#### Description of the task
Set the data down once more, in full and exactly.

Stored items from a collection
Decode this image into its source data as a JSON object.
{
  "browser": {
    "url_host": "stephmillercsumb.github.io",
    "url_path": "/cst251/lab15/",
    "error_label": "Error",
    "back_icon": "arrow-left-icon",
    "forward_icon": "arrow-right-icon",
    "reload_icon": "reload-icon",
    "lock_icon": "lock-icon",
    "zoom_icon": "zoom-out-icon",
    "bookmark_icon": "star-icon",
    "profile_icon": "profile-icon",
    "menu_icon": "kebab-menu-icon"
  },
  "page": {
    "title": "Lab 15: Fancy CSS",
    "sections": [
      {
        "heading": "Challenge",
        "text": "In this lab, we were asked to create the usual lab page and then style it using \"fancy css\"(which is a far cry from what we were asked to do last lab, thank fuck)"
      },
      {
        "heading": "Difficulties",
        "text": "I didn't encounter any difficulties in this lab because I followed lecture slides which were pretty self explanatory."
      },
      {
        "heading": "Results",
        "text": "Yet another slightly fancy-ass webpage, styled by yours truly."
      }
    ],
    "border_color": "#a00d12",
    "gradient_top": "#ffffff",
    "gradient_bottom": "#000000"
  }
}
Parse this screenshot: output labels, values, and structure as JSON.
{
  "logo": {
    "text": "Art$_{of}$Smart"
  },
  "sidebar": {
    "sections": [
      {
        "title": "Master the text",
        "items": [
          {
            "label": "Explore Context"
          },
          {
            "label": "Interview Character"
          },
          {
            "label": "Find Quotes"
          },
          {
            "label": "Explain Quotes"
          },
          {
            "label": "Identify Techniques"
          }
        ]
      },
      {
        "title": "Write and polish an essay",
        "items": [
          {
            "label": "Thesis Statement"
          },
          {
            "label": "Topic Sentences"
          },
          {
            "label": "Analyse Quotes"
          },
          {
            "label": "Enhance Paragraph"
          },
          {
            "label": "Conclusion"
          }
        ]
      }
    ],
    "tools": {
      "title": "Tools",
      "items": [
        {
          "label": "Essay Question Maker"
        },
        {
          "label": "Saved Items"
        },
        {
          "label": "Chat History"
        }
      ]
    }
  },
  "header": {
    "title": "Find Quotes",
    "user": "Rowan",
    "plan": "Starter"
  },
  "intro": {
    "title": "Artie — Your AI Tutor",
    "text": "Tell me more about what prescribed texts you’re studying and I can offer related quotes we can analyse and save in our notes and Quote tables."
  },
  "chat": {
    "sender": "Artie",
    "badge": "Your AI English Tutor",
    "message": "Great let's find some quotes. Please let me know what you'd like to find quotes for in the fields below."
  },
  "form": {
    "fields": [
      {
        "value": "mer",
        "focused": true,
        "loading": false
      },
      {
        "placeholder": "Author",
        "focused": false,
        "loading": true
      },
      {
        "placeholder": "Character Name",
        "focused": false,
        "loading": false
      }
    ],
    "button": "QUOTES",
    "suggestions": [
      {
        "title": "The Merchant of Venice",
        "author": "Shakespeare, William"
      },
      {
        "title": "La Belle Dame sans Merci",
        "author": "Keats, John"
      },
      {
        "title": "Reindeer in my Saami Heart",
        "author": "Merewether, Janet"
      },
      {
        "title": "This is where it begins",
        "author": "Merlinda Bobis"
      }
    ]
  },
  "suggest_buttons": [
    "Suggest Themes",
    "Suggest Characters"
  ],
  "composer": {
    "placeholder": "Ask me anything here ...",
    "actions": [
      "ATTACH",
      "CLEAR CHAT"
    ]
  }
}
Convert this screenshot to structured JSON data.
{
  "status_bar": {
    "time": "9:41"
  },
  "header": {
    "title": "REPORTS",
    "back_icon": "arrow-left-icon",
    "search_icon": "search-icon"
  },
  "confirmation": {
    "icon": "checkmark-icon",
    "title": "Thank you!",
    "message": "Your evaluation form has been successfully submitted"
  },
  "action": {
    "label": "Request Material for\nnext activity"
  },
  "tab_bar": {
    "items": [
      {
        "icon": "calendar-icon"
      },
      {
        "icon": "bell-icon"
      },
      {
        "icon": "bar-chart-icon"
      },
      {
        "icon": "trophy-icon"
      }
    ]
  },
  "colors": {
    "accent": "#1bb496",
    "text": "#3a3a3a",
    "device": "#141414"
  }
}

#### Output for this task
Decode this image into its source data as a JSON object.
{
  "browser": {
    "url_host": "stephmillercsumb.github.io",
    "url_path": "/cst251/lab15/",
    "error_label": "Error",
    "back_icon": "arrow-left-icon",
    "forward_icon": "arrow-right-icon",
    "reload_icon": "reload-icon",
    "lock_icon": "lock-icon",
    "zoom_icon": "zoom-out-icon",
    "bookmark_icon": "star-icon",
    "profile_icon": "profile-icon",
    "menu_icon": "kebab-menu-icon"
  },
  "page": {
    "title": "Lab 15: Fancy CSS",
    "sections": [
      {
        "heading": "Challenge",
        "text": "In this lab, we were asked to create the usual lab page and then style it using \"fancy css\"(which is a far cry from what we were asked to do last lab, thank fuck)"
      },
      {
        "heading": "Difficulties",
        "text": "I didn't encounter any difficulties in this lab because I followed lecture slides which were pretty self explanatory."
      },
      {
        "heading": "Results",
        "text": "Yet another slightly fancy-ass webpage, styled by yours truly."
      }
    ],
    "border_color": "#a00d12",
    "gradient_top": "#ffffff",
    "gradient_bottom": "#000000"
  }
}
Parse this screenshot: output labels, values, and structure as JSON.
{
  "logo": {
    "text": "Art$_{of}$Smart"
  },
  "sidebar": {
    "sections": [
      {
        "title": "Master the text",
        "items": [
          {
            "label": "Explore Context"
          },
          {
            "label": "Interview Character"
          },
          {
            "label": "Find Quotes"
          },
          {
            "label": "Explain Quotes"
          },
          {
            "label": "Identify Techniques"
          }
        ]
      },
      {
        "title": "Write and polish an essay",
        "items": [
          {
            "label": "Thesis Statement"
          },
          {
            "label": "Topic Sentences"
          },
          {
            "label": "Analyse Quotes"
          },
          {
            "label": "Enhance Paragraph"
          },
          {
            "label": "Conclusion"
          }
        ]
      }
    ],
    "tools": {
      "title": "Tools",
      "items": [
        {
          "label": "Essay Question Maker"
        },
        {
          "label": "Saved Items"
        },
        {
          "label": "Chat History"
        }
      ]
    }
  },
  "header": {
    "title": "Find Quotes",
    "user": "Rowan",
    "plan": "Starter"
  },
  "intro": {
    "title": "Artie — Your AI Tutor",
    "text": "Tell me more about what prescribed texts you’re studying and I can offer related quotes we can analyse and save in our notes and Quote tables."
  },
  "chat": {
    "sender": "Artie",
    "badge": "Your AI English Tutor",
    "message": "Great let's find some quotes. Please let me know what you'd like to find quotes for in the fields below."
  },
  "form": {
    "fields": [
      {
        "value": "mer",
        "focused": true,
        "loading": false
      },
      {
        "placeholder": "Author",
        "focused": false,
        "loading": true
      },
      {
        "placeholder": "Character Name",
        "focused": false,
        "loading": false
      }
    ],
    "button": "QUOTES",
    "suggestions": [
      {
        "title": "The Merchant of Venice",
        "author": "Shakespeare, William"
      },
      {
        "title": "La Belle Dame sans Merci",
        "author": "Keats, John"
      },
      {
        "title": "Reindeer in my Saami Heart",
        "author": "Merewether, Janet"
      },
      {
        "title": "This is where it begins",
        "author": "Merlinda Bobis"
      }
    ]
  },
  "suggest_buttons": [
    "Suggest Themes",
    "Suggest Characters"
  ],
  "composer": {
    "placeholder": "Ask me anything here ...",
    "actions": [
      "ATTACH",
      "CLEAR CHAT"
    ]
  }
}
Convert this screenshot to structured JSON data.
{
  "status_bar": {
    "time": "9:41"
  },
  "header": {
    "title": "REPORTS",
    "back_icon": "arrow-left-icon",
    "search_icon": "search-icon"
  },
  "confirmation": {
    "icon": "checkmark-icon",
    "title": "Thank you!",
    "message": "Your evaluation form has been successfully submitted"
  },
  "action": {
    "label": "Request Material for\nnext activity"
  },
  "tab_bar": {
    "items": [
      {
        "icon": "calendar-icon"
      },
      {
        "icon": "bell-icon"
      },
      {
        "icon": "bar-chart-icon"
      },
      {
        "icon": "trophy-icon"
      }
    ]
  },
  "colors": {
    "accent": "#1bb496",
    "text": "#3a3a3a",
    "device": "#141414"
  }
}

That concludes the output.